Scan the listing below for the word "Sood" and copy every line where it occurs.

Segment Open

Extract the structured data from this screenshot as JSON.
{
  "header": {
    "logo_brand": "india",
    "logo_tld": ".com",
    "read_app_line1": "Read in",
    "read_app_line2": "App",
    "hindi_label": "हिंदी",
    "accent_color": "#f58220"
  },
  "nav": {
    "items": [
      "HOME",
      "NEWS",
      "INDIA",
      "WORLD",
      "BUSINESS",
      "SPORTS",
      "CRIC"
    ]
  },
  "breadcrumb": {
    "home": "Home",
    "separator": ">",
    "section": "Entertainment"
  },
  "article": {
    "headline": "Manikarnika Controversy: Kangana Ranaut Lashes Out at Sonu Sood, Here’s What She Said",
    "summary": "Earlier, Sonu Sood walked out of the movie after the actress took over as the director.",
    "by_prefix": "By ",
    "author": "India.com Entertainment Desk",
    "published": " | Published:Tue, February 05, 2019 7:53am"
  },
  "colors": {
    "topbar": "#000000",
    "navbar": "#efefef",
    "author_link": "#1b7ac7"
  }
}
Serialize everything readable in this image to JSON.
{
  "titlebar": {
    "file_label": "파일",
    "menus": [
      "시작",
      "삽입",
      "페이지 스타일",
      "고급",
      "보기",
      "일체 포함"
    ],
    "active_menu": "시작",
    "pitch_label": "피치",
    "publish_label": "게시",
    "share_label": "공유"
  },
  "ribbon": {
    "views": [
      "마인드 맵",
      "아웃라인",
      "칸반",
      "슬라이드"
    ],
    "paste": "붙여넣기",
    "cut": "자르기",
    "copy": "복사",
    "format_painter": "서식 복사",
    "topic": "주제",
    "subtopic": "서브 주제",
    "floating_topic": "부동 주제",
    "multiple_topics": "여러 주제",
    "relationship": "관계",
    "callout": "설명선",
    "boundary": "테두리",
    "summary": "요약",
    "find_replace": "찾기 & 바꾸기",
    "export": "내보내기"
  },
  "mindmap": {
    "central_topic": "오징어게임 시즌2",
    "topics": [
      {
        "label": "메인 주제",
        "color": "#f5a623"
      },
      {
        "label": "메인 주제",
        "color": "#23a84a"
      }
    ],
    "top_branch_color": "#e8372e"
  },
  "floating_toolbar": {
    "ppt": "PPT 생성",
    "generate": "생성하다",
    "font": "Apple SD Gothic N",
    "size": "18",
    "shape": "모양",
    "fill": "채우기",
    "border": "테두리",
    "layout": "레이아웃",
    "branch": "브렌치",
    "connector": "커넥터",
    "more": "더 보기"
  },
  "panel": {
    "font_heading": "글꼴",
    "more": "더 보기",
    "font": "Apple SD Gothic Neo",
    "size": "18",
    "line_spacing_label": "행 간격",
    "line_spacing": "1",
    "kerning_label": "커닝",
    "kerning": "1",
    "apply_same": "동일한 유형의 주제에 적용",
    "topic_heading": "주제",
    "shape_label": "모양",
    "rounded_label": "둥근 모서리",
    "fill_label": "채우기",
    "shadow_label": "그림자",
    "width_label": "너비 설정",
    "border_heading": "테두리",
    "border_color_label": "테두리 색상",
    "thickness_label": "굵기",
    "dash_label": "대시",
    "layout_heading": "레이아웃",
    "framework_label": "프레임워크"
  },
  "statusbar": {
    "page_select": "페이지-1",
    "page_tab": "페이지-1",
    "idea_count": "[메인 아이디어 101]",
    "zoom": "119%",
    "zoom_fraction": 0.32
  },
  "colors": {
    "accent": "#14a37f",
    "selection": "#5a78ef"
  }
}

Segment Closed

WRITTEN RESPONSE:
    "headline": "Manikarnika Controversy: Kangana Ranaut Lashes Out at Sonu Sood, Here’s What She Said",
    "summary": "Earlier, Sonu Sood walked out of the movie after the actress took over as the director.",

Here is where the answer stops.